Happiness Isn't Brain Surgery
Happiness Isn't Brain Surgery
008c -Emotion Regulation Part 3

Dialectical Behavior Therapy Techniques
Emotion Regulation
Presented by: Dr. Dawn-Elise Snipes  Executive Director, AllCEUs
Podcast Host: Counselor Toolbox & Happiness isn’t Brain Surgery
Author: Journey to Recovery (2015) & Happiness Isn’t Brain Surgery (2017)
~    Define emotion regulation
~    Identify why emotion regulation is important and how it can help
What is Emotion Regulation
~    Emotional vulnerability refers to [situations] in which you are more emotionally sensitive or reactive than others
~    What makes people more reactive
~    Current vulnerabilities (including stress)
~    Differences in the central nervous system and HPA Axis
~    Different learning experiences
~    Degree to which something conflicts with  your beliefs about how the world “should” be
The HPA-Axis
~    Hypothalamic Pituitary Adrenal (HPA) axis is our central Threat Response System
~    When it is activated it causes cortisol to be released
~    Cortisol causes
~    Blood glucose to increase
~    Wake-up/Excitatory chemicals and hormones to be released
~    Stimulation  exhaustion
~    Sex hormones to be SUPPRESSED
~    Anxiety
~    Poor sleep
~    Depression

Basic Threats
~    Loss of control/The unknown
~    Rejection/Failure
~    Death
The Brain and Stress
~    When there is a chronic threat to safety and a constant underlay of anxiety
~    You brain makes connections from your experiences and prunes away connections that are not utilized.
~    If 5 out of 6 of your last friendships ended poorly, and one is still going, what is your expectation of that relationship?
~    People who feel a lack of control over their environment are particularly vulnerable chronic stress
~    Abused and neglected children or adults
~    Adults with anxiety or depressive disorders
The Brain and Stress
~    The hypervigilant state activated by stress:
~    Disrupts the ability to focus and learn
~    Impairs the ability to form new memories and recall information (Do you really learn much when you are highly stressed or feeling threatened?)
~    Is associated with emotional and behavioral dysregulation.
~    You remember the unpleasant things
~    Have difficulty recalling the pleasant ones
~    Have difficulty exploring alternate possibilities

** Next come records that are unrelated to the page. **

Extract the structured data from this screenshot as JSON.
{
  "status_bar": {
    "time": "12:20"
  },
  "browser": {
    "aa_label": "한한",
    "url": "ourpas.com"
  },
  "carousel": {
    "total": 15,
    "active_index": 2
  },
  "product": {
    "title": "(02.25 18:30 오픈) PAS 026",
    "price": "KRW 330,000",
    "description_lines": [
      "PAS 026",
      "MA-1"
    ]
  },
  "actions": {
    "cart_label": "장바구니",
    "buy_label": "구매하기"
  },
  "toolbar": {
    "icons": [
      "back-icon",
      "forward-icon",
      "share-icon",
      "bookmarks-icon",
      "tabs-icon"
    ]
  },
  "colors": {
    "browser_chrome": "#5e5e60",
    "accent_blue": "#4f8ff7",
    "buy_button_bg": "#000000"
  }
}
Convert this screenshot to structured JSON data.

Chronic Stress and Hypocortisolism
~    When people are under chronic stress, the brain
~    May stop getting as stressed about each individual thing to prevent overload
~    Conserves excitatory brain chemicals for the fight or flight response
~    When it perceives a threat/stressor worth responding to, it responds extremely strongly. (dysregulation)
Chronic Stress and Hypocortisolism
~    By reducing chronic stress, over time your brain will
~    Recover and rebalance and quit staying in survival mode.
~    Become more able to access positive memories
~    You will be more able to tolerate distress and explore stressors from the wise-mind.
~    Form new, positive memories
Section Summary
~    Emotional dysregulation results from high emotional vulnerability due to
~    long-term stress
~    Invalidating environments
~    If you grew up in an invalidating environment, you may have never developed the tools to deal effectively with your emotions
~    This created a source of constant stress for you which only intensified your emotional reactions.

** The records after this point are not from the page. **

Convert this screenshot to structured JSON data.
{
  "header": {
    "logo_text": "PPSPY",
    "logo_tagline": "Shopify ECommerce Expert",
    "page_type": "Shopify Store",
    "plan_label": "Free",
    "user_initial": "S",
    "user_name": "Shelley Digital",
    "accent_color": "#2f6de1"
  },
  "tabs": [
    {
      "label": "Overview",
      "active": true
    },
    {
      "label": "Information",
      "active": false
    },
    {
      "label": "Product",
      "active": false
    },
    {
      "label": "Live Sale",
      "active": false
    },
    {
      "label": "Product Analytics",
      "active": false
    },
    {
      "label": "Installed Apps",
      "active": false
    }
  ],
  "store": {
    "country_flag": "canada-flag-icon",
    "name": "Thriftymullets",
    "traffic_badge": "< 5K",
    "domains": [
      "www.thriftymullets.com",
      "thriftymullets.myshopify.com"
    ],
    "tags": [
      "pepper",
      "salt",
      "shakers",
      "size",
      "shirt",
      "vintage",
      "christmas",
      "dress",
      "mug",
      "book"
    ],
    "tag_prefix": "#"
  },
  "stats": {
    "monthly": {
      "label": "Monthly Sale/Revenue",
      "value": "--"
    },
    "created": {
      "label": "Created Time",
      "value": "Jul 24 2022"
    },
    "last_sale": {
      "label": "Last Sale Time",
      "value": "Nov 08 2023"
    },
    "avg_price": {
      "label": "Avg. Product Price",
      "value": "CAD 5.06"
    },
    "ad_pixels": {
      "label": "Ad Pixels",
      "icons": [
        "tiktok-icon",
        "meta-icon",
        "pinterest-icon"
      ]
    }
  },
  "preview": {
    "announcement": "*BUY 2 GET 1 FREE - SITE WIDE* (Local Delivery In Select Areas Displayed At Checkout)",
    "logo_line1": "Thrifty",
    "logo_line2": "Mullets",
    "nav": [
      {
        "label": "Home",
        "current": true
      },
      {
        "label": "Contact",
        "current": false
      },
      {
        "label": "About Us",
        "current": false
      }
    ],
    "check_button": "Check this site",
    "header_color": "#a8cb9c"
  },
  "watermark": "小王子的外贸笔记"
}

Section Summary
~    Under stress your brain does not learn or retrieve memories as effectively
~    When you are feeling unpleasant emotions, you notice and remember things that support those feelings.
~    Emotional dysregulation activates the Threat Response System which:
~    Disrupts the ability to focus and learn
~    Impairs the ability to form new memories and recall new, contradictory, positive information

Section Summary
~    Emotion Regulation involves eliminating or mitigating vulnerabilities in order to allow the brain to rebalance and get out of survival mode.